THE ASSOCIATED PRESS
Wednesday, April 22, 2015, 8:35 PM
MEXICO CITY — A 14-year-old Mexican girl who was taken by authorities and sent screaming to live in the United States was returned home Wednesday after DNA tests showed she is not the daughter of the Houston woman who claimed her.
The case of Alondra Luna Nunez drew international attention after a video of the distraught girl being forced into a police vehicle last week circulated in media and on social networks.
The Foreign Ministry said Mexican officials were carrying out a court order to send Alondra to Dorotea Garcia, a Houston woman who claimed the girl was her daughter who had been illegally taken to Mexico by her father years ago. Alondra’s family insisted authorities were mistaken but their pleas were ignored.
“They stole my daughter,” Susana Nunez told Milenio Television on Wednesday. “I didn’t know this woman existed.”
Mexican agents assigned to Interpol took Alondra from her middle school in the central state of Guanajuato on April 16 and transported her to a courtroom in the neighboring state of Michoacan, according to a statement from the federal Attorney General’s Office.
In court, Alondra’s parents and Garcia each presented birth certificates and gave testimony, then the judge ruled in favor of Garcia, ordering the girl into her custody, according to the court in Michoacan.
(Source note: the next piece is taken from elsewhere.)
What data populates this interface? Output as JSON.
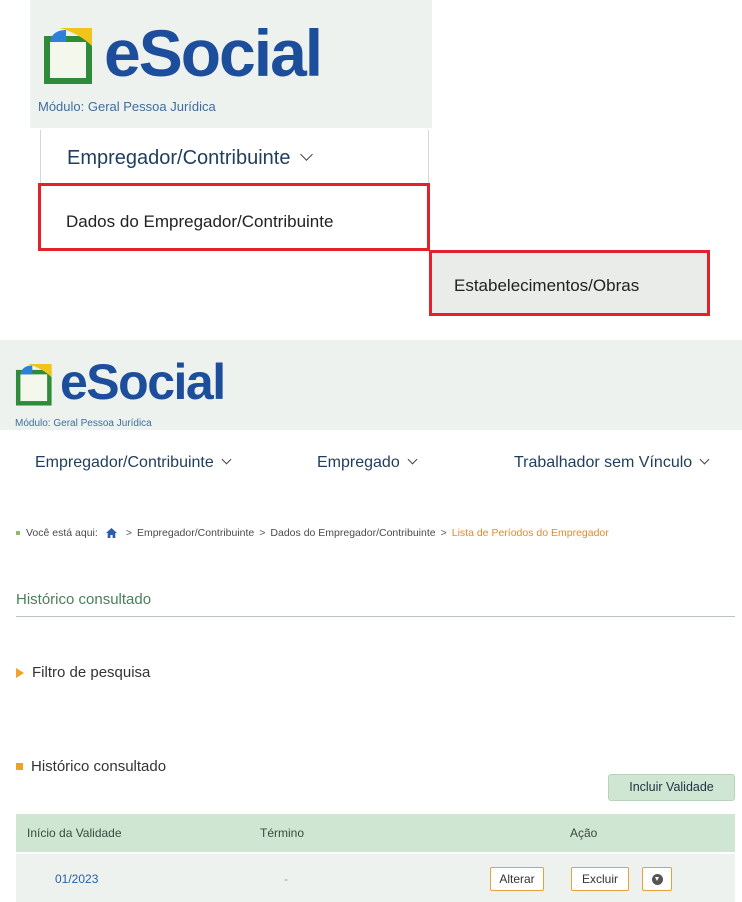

A court official, who was not authorized to speak to the press, said on condition of anonymity that Alondra’s parents didn’t present proper documents.
Alondra, upon returning to Mexico, said she asked for a DNA test and the judge turned her down.
The judge who ruled on the case said it wasn’t within her duties to order a DNA test.
They stole my daughter … I didn’t know this woman existed.
“We as judges are only responsible to resolve the case with respect to recovering the minor,” Judge Cinthia Elodia Mercado told The Associated Press. “We don’t do investigations or make inquiries.”
Alondra and Garcia went by bus to Houston, crossing at Laredo, Texas, with the birth certificate of Garcia’s daughter and the court order, according to the Foreign Ministry.
The ministry later intervened to request the DNA test because of the commotion the video was causing.
Alondra later recorded a video, posted to social media, in which she looked calm and happy and told her parents in Mexico not to worry as they waited for results of a DNA test there.
“I’m fine. I see that the United States is nice,” she said, adding, “I don’t understand anything they’re saying, because everything is in English.”
On Wednesday, Alondra spoke to reporters in her hometown of Guanajuato, saying she was happy to be home. She said the video recorded in Houston was intended to assure her parents she was OK, even though she really wasn’t.
“She took me from my parents,” Alondra said. “I didn’t know her or Mr. Reynaldo,” she added, referring to the father of Garcia’s missing daughter.
Alondra Luna Nunez, second from left, speaks to the press as she sits with her parents, right, Gustavo Luna and Susana Nunez, after landing at the Guanajuato International Airport in Silao, Mexico.
The 14-year-old Mexican girl, who was taken from her school by police and sent kicking and screaming to the U.S., returned home after DNA tests showed she is not related to an American woman who claimed her.
Many things remained unclear, including who called Interpol from the U.S.
A U.S. State Department spokeswoman, Marie Harf, said U.S. officials had encouraged “timely processing of this case through appropriate government channels.” It was not clear what further action, if any, the department might take on the matter.
It was also unclear how the girl came to be identified as Garcia’s daughter.
In 2007, the Foreign Ministry received a claim stating that Garcia’s then 4-year-old daughter, Alondra Diaz Garcia, had been taken by her father from the U.S. and was believed to be in Michoacan. This year, Garcia went to Mexico and said she had found her daughter in Guanajuato, prompting U.S. authorities to seek the help of Interpol in retrieving her.
Meanwhile, Alondra Diaz Garcia remains missing. Reynaldo Diaz is suspected of abducting her from Houston in 2007, according to the National Center for Missing and Exploited Children. A felony warrant has been issued for his arrest.
Alondra Luna’s uncle, Ruben Nunez, said that she returned in good condition and that the family is sure to seek some kind of legal damages.
“In whatever form, they will try to sue whoever is found to be responsible,” Nunez told reporters in the airport in Leon, Mexico, after the girl’s arrival. “It’s not right what they did — take the girl just because they could.”